August 4, 2007

Saturday,  August 4, 2007 3:23 AM
Central Ohioans looking for legal help and lawyers looking for clients now have a new method of connecting: through the Internet.


The Columbus Bar Association rolled out this summer. It was designed as a marketing tool and information site for consumers.

So far, 38 local lawyers in 15 fields of practice have posted profiles, said Anne Leonard-Palmer, who is managing the site for the Columbus Bar.

The site allows consumers to do research on local lawyers and compare prices based on the type of legal services they might need, she said.
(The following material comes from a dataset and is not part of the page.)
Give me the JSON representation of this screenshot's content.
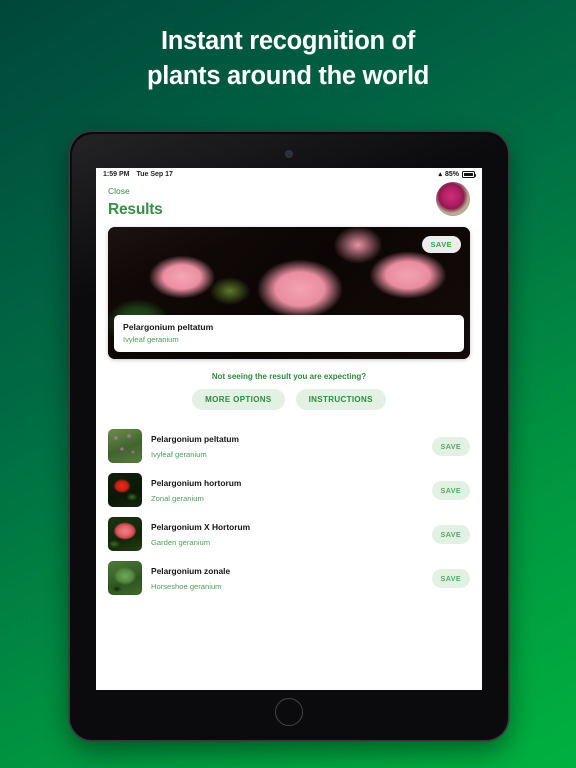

"We think consumers want to be more prepared before they hire or even contact an attorney," Leonard-Palmer said.

Liamlaw also offers consumers free access to a legal glossary, a legal tool kit that describes what consumers should know about hiring a lawyer, and links to other sites of interest. The site has had 446,000 consumer hits since going up in May, Leonard-Palmer said.

Consumers commonly seek referrals from friends or relatives when the need for a lawyer arises. Going online might spare them from revealing personal or embarrassing information, a local bar official said.

"Many consumers appreciate the privacy and ability for self-information that the Web provides," Alex Lagusch, executive director of the Columbus Bar Association, said in a statement.

Lawyers who participate in

Liamlaw are members of the Columbus Bar and in good standing with the Ohio Supreme Court. They pay a $300 monthly fee to have their profiles and contact information listed on the site.

The Web site provides lawyers with an allowable way to market their services. The Ohio Supreme Court says lawyers cannot solicit clients via telephone calls, the Internet or e-mail, according to the Ohio State Bar Association.

But lawyers are allowed to advertise using the Internet, TV, radio and print media, following guidelines set by the court.

As a result, "Liamlaw helps

attorneys advertise themselves in a more humanistic way, to give consumers more of a choice in hiring," Leonard-Palmer said.

Dublin lawyer Nancy L. Sponseller, who put her profile on Liamlaw, loves dogs and works to find homes for rescued canines. And she says so online. She said her profile on Liamlaw has connected her with clients who feel she is "someone they can sit down and feel at ease discussing their (legal issue) with."

"More and more people are on the Web looking for information about everything in their life," Sponseller said. "So it makes sense that they are going online looking for lawyers, and I wanted to be a part of it."

The Columbus Bar invested $150,000 to create the site and expects to recoup that investment by June, Leonard-Palmer said. Although the group already offers a telephone-based legal referral service, it felt that consumers needed access to legal referrals outside of the phone bank's weekday hours, she said.

"Yahoo users searched more than 600,000 times for the phrase 'Columbus and Ohio lawyers and/or attorneys' last year, so there is a real need here," she said.

The move to use the Internet for legal referrals is part of a new trend by bar associations nationwide to aid consumers who traditionally are unsure what to look for in an attorney or even how to look for one, according to the American Bar Association.

The online directory "is a relatively new way for legal consumers to find a lawyer," Ronald Abernathy, chairman of the association's committee on lawyer referral and information services, wrote in an e-mail. "Whether online directories are the wave of the future or constitute a trend is unclear at this point and I suspect the marketplace will determine their future."